  • Oil demand is not expected to peak before 2040, the Paris-based IEA said in its 2018 World Energy Outlook
  • The IEA’s central scenario is for demand to grow by about 1 million bpd on average every year to 2025

LONDON: Electric vehicles and more efficient fuel technology will cut transportation demand for oil by 2040 more than previously expected, but the world may still face a supply crunch without enough investment in new production, the International Energy Agency (IEA) said on Tuesday.
Oil demand is not expected to peak before 2040, the Paris-based IEA said in its 2018 World Energy Outlook. The IEA’s central scenario is for demand to grow by about 1 million barrels per day (bpd) on average every year to 2025, before settling at a steadier rate of 250,000 bpd to 2040 when it will peak at 106.3 million bpd.
“In the New Policies Scenario, demand in 2040 has been revised up by more than 1 million bpd compared with last year’s outlook, largely because of faster near-term growth and changes to fuel efficiency policies in the United States,” the agency said.
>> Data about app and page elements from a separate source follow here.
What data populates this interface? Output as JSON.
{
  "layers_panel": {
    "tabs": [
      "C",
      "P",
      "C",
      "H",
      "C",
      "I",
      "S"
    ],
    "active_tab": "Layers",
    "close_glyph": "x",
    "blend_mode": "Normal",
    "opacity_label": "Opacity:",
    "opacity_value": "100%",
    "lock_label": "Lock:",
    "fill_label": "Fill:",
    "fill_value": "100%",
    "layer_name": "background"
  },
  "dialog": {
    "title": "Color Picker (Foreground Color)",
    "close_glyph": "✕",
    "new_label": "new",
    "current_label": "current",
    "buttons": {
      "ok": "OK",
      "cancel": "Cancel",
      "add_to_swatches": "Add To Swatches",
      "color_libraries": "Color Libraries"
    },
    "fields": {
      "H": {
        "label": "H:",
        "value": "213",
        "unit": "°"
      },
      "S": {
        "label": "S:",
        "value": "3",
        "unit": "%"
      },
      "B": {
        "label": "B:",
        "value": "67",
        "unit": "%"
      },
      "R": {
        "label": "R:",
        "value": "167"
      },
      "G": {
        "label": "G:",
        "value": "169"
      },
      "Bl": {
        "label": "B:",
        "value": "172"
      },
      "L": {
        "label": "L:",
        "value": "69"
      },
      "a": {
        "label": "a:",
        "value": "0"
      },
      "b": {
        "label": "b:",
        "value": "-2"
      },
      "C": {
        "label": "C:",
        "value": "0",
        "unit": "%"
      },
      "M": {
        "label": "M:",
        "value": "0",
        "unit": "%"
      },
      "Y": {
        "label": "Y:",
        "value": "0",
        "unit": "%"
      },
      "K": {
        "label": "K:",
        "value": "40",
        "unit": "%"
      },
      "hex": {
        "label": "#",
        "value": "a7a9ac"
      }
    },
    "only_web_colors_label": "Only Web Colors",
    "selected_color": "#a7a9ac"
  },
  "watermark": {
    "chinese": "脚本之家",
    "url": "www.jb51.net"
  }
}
The IEA believes there will be about 300 million electric vehicles on the road by 2040, no change on its estimate a year ago. But it now expects those vehicles will cut
demand by 3.3 million bpd, up from a previous estimated loss of 2.5 million bpd in its last World Energy Outlook.
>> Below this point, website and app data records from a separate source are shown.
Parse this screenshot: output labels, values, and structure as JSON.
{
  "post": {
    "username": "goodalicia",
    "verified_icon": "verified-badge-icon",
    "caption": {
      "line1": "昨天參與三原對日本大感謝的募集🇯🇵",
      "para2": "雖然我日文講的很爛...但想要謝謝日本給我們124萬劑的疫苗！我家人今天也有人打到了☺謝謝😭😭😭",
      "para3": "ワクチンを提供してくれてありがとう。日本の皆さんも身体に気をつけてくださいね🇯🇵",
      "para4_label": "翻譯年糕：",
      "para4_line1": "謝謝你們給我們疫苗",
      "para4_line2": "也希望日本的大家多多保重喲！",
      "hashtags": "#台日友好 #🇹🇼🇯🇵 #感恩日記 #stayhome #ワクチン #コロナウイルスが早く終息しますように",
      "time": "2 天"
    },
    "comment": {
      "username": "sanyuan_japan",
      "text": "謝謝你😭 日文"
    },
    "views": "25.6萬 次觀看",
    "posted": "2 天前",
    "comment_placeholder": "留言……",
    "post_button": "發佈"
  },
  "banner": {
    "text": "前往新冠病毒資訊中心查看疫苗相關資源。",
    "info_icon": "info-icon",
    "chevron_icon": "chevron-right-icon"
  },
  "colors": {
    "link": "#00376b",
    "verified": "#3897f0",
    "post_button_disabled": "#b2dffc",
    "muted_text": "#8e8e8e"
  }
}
“Efficiency measures are even more important to stem oil demand growth: Improvements in the efficiency of the non-electric car fleet avoid over 9 million bpd of oil demand in 2040,” the IEA said.
Oil demand for road transport is expected to reach 44.9 million bpd by 2040, up from 41.2 million bpd in 2017, while industrial and petrochemical demand is forecast to reach 23.3 million bpd by 2040, from 17.8 million bpd in 2017.
All global oil demand growth will stem from developing economies, led by China and India, while demand in advanced economies is expected to drop by more than 400,000 bpd on average each year to 2040, the IEA said.
The IEA, which advises Western governments on energy policy, maintained its forecast for the global car fleet to nearly double by 2040 from today, growing by 80 percent to 2 billion.
On the supply side, the US, already the world’s biggest producer, will dominate output growth to 2025, with an increase of 5.2 million bpd, from current levels of about 11.6 million bpd. From that point onwards, the IEA expects US oil production to decline and the market share of the Organization of the Petroleum Exporting Countries (OPEC) to climb to 45 percent by 2040, from closer to 30 percent today.
New sources of supply will be needed whether or not demand peaks, the agency said.
“The analysis shows oil consumption growing in coming decades, due to rising petrochemicals, trucking and aviation demand. But meeting this growth in the near term means that approvals of conventional oil projects need to double from their
current low levels,” IEA director Fatih Birol said.
“Without such a pick-up in investment, US shale production, which has already been expanding at record pace, would have to add more than 10 million bpd from today to 2025, the equivalent of adding another Russia to global supply in seven years, which would be a historically unprecedented feat.”